A doctor can consider the information gathered from the testing to work out the best course of treatment. Some examples of treatments for specific underlying causes include:

Endometrial or vaginal atrophy

Bleeding usually resolves on its own, but a doctor may recommend treatment to protect the vagina, such as:

  • lubricants to use during sex
  • topical hormones, such as estrogen or DHEA, as a cream to apply to the vagina
  • oral hormones, such as ospemifene (Osphena), to take as a tablet

Hormonal medications can reduce the effects of thinning tissues.

What are the best and worst lube alternatives?

Endometrial hyperplasia

Treatment options include hormonal medications known as progestins. These can help prevent the endometrial lining from becoming too thick. A doctor may also recommend regular testing for cancerous cells inside the uterus.

Endometrial cancer

If tests show that endometrial cancer is present, a doctor will recommend an appropriate treatment plan.

This may include:

The options will depend on individual needs.

A person who receives a diagnosis at the early stage, before cancer has spread, has a 96% chance of surviving another 5 years or longer compared with someone who does not have endometrial cancer. If they receive a diagnosis when cancer has spread throughout the body, the chance is 20%.

For this reason, it is essential to seek help as soon as possible if bleeding or other symptoms occur.


Treatment of polyps may include surgical removal of the polyps so they can no longer bleed. Around 5% of polyps contain cancerous cells.

A doctor will sometimes recommend a risk-reducing surgery, especially if the person has large polyps, obesity, or type 2 diabetes, or is using tamoxifen. These are all risk factors for uterine cancer.


A doctor may remove or ablate fibroids during a hysteroscopy. If this does not help and fibroids are troublesome, the person may undergo a hysterectomy.
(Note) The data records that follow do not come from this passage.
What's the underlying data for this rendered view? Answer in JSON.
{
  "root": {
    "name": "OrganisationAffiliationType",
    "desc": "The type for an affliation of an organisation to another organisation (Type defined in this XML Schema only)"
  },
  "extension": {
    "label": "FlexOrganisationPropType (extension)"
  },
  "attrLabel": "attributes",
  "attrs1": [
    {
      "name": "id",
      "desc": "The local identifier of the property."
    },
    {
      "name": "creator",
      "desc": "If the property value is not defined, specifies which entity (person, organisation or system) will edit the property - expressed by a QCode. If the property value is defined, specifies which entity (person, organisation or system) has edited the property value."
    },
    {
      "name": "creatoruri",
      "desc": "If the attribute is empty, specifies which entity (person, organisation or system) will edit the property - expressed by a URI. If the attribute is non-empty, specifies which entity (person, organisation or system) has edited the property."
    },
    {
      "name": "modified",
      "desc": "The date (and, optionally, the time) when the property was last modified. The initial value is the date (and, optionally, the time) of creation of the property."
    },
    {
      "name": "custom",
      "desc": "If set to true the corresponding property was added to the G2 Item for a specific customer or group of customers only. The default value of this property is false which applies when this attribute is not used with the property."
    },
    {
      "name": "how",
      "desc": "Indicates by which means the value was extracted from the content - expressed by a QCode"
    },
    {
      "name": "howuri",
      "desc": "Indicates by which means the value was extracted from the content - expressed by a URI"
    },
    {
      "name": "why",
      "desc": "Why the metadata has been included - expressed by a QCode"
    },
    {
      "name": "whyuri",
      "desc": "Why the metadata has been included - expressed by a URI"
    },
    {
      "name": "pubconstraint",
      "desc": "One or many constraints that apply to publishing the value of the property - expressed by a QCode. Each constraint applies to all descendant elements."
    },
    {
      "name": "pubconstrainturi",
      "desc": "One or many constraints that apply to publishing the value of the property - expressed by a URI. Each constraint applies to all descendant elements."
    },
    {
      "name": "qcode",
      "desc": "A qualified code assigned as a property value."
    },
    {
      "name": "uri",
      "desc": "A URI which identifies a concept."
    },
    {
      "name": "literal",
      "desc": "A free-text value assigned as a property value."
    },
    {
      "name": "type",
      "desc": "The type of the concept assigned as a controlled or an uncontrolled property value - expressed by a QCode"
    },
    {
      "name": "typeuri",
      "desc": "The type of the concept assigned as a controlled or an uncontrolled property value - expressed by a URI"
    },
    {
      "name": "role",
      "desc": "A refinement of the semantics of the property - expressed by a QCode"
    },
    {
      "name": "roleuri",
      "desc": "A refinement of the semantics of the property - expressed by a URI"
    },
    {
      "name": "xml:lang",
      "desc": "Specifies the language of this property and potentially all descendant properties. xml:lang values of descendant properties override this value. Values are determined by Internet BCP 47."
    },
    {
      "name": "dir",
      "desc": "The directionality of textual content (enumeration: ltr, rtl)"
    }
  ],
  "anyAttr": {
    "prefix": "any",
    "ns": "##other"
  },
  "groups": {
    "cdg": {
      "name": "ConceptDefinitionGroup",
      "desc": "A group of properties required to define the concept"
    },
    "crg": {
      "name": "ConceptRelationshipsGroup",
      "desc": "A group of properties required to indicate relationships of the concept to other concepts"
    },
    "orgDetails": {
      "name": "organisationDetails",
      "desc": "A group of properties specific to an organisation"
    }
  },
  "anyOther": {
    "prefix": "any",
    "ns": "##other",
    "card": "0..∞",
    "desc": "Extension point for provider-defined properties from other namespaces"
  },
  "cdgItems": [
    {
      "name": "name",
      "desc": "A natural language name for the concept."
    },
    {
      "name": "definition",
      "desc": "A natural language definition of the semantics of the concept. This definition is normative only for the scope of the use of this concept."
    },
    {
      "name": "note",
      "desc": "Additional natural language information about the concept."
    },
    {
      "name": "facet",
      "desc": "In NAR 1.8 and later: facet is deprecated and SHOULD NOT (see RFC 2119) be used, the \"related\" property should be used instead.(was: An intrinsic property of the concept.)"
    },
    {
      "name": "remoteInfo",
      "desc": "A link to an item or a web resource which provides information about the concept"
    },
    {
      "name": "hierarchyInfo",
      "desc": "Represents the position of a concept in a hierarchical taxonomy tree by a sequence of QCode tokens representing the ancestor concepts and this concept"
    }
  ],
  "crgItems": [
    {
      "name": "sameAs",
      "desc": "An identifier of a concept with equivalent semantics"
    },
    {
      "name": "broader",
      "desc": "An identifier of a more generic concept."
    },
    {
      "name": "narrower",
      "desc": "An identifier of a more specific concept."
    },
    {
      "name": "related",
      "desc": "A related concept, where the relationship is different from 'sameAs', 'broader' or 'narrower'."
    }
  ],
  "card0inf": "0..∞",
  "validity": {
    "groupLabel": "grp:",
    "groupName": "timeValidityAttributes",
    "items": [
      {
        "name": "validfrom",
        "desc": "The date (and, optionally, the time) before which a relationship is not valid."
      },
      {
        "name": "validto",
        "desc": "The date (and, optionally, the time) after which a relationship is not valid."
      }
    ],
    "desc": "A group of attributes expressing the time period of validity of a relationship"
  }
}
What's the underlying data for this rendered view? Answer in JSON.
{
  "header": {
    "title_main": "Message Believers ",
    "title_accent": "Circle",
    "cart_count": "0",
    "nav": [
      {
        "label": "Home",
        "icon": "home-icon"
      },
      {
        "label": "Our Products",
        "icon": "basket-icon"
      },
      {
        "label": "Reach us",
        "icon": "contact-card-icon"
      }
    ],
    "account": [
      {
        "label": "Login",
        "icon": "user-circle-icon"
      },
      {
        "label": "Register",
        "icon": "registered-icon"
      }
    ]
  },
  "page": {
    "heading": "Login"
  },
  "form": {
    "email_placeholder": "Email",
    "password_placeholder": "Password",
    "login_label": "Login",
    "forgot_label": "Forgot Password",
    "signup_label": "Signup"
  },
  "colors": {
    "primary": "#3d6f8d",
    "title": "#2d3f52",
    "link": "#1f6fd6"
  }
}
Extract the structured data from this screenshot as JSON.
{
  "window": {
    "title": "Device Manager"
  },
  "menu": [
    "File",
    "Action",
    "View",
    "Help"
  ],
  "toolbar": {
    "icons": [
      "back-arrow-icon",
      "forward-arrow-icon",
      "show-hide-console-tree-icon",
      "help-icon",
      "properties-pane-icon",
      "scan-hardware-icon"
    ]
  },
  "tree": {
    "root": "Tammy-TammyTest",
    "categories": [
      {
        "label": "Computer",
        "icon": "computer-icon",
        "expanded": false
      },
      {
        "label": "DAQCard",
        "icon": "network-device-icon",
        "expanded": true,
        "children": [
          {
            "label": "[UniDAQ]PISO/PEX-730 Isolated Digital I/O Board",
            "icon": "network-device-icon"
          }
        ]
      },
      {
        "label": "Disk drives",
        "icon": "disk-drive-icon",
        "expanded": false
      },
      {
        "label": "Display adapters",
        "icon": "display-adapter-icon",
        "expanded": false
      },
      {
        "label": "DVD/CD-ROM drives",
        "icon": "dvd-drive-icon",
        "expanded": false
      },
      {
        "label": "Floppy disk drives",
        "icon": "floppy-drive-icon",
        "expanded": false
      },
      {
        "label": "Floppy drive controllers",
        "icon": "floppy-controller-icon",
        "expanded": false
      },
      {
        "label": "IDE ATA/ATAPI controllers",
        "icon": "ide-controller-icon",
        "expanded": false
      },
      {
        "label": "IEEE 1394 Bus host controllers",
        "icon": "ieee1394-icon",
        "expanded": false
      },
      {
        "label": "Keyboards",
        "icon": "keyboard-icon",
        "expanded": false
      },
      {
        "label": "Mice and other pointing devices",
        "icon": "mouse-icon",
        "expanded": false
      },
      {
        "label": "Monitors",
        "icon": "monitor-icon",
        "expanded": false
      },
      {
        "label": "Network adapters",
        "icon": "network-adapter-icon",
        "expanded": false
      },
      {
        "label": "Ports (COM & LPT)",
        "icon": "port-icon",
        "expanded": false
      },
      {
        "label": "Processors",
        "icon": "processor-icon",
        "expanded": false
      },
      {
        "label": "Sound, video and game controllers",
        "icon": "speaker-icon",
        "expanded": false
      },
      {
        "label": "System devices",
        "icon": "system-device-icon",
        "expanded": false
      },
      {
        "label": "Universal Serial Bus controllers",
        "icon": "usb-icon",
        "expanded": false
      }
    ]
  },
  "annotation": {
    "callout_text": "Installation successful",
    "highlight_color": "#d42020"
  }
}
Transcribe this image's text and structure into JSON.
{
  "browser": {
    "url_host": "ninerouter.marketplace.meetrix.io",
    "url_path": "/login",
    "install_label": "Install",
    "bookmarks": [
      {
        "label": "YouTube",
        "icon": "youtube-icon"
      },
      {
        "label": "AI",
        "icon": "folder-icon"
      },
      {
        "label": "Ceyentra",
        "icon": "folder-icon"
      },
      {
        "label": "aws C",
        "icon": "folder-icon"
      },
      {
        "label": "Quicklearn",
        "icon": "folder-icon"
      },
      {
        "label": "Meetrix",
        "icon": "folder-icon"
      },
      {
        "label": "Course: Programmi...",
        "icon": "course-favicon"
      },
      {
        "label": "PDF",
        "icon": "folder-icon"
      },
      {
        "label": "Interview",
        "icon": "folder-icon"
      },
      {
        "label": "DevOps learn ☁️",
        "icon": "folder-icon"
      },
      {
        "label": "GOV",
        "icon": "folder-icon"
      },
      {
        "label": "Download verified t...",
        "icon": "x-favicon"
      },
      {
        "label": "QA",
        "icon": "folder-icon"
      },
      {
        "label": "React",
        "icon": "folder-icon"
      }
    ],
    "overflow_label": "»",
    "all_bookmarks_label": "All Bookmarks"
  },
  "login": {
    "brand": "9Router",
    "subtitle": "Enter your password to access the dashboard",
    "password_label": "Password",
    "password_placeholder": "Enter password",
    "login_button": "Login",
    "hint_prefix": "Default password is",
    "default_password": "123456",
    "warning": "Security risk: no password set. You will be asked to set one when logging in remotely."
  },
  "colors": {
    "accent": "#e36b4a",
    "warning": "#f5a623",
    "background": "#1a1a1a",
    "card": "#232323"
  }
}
How can you reduce fibroid pain?


If a bacterial infection is present, a doctor will prescribe antibiotics.

Here are some questions people often ask about postmenopausal bleeding.

What is the most common cause of postmenopausal bleeding?

Vaginal or endometrial (uterine) atrophy is the most common cause. This is when the lining of the uterus or vagina becomes thin due to reduced estrogen levels. However, bleeding can indicate a more serious condition, such as cancer.

Should I worry about postmenopausal bleeding?

Often, the cause is not serious, but 1–14% of cases are related to endometrial (uterine) cancer. For this reason, it is essential to seek medical advice if any bleeding occurs after menopause.

How common is postmenopausal bleeding?

Postmenopausal bleeding affects around 4–11% of people, and 1–14% of cases stem from endometrial cancer.

Less than 11% of females experience vaginal bleeding after menopause. It usually indicates a health issue. Some causes, such as atrophy, are benign and may not need treatment. However, bleeding may indicate a more serious condition, such as endometrial cancer.

It is best to speak with a doctor if bleeding occurs after menopause to identify the reason, get appropriate treatment, and rule out serious conditions.